• _Task item_
Please output the listing exactly as it stands, but omit any images.

• _Records shown_
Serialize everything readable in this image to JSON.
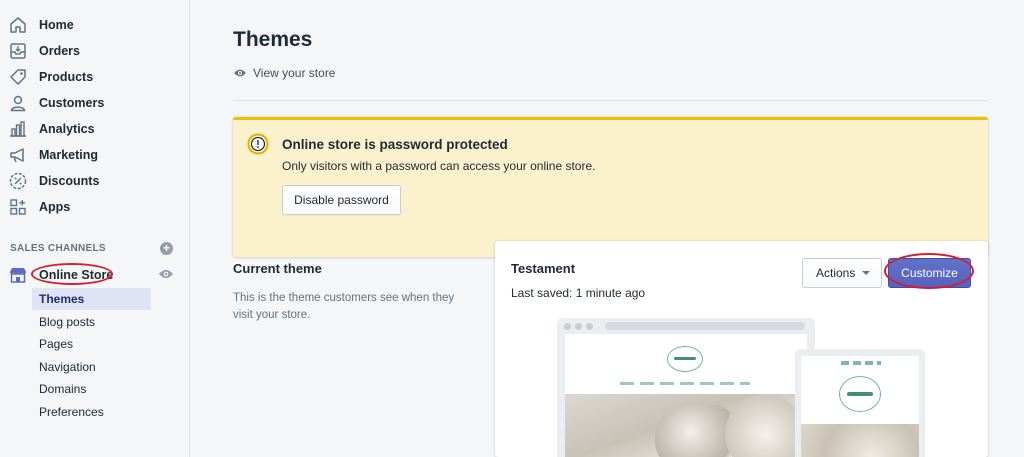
{
  "sidebar": {
    "items": [
      {
        "label": "Home",
        "icon": "home-icon"
      },
      {
        "label": "Orders",
        "icon": "orders-icon"
      },
      {
        "label": "Products",
        "icon": "tag-icon"
      },
      {
        "label": "Customers",
        "icon": "person-icon"
      },
      {
        "label": "Analytics",
        "icon": "bar-chart-icon"
      },
      {
        "label": "Marketing",
        "icon": "megaphone-icon"
      },
      {
        "label": "Discounts",
        "icon": "discount-icon"
      },
      {
        "label": "Apps",
        "icon": "apps-icon"
      }
    ],
    "sales_channels_title": "SALES CHANNELS",
    "online_store_label": "Online Store",
    "sub_items": [
      "Themes",
      "Blog posts",
      "Pages",
      "Navigation",
      "Domains",
      "Preferences"
    ],
    "active_sub_item": "Themes"
  },
  "main": {
    "title": "Themes",
    "view_store_label": "View your store",
    "banner": {
      "title": "Online store is password protected",
      "text": "Only visitors with a password can access your online store.",
      "button_label": "Disable password"
    },
    "current_theme": {
      "heading": "Current theme",
      "description": "This is the theme customers see when they visit your store.",
      "name": "Testament",
      "last_saved": "Last saved: 1 minute ago",
      "actions_label": "Actions",
      "customize_label": "Customize"
    }
  },
  "colors": {
    "accent": "#5c6ac4",
    "banner_bg": "#fcf1cd",
    "banner_border": "#eec200",
    "annotation_red": "#d41f2e"
  }
}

• _Expected answer_
Serialize everything readable in this image to JSON.
{
  "sidebar": {
    "items": [
      {
        "label": "Home",
        "icon": "home-icon"
      },
      {
        "label": "Orders",
        "icon": "orders-icon"
      },
      {
        "label": "Products",
        "icon": "tag-icon"
      },
      {
        "label": "Customers",
        "icon": "person-icon"
      },
      {
        "label": "Analytics",
        "icon": "bar-chart-icon"
      },
      {
        "label": "Marketing",
        "icon": "megaphone-icon"
      },
      {
        "label": "Discounts",
        "icon": "discount-icon"
      },
      {
        "label": "Apps",
        "icon": "apps-icon"
      }
    ],
    "sales_channels_title": "SALES CHANNELS",
    "online_store_label": "Online Store",
    "sub_items": [
      "Themes",
      "Blog posts",
      "Pages",
      "Navigation",
      "Domains",
      "Preferences"
    ],
    "active_sub_item": "Themes"
  },
  "main": {
    "title": "Themes",
    "view_store_label": "View your store",
    "banner": {
      "title": "Online store is password protected",
      "text": "Only visitors with a password can access your online store.",
      "button_label": "Disable password"
    },
    "current_theme": {
      "heading": "Current theme",
      "description": "This is the theme customers see when they visit your store.",
      "name": "Testament",
      "last_saved": "Last saved: 1 minute ago",
      "actions_label": "Actions",
      "customize_label": "Customize"
    }
  },
  "colors": {
    "accent": "#5c6ac4",
    "banner_bg": "#fcf1cd",
    "banner_border": "#eec200",
    "annotation_red": "#d41f2e"
  }
}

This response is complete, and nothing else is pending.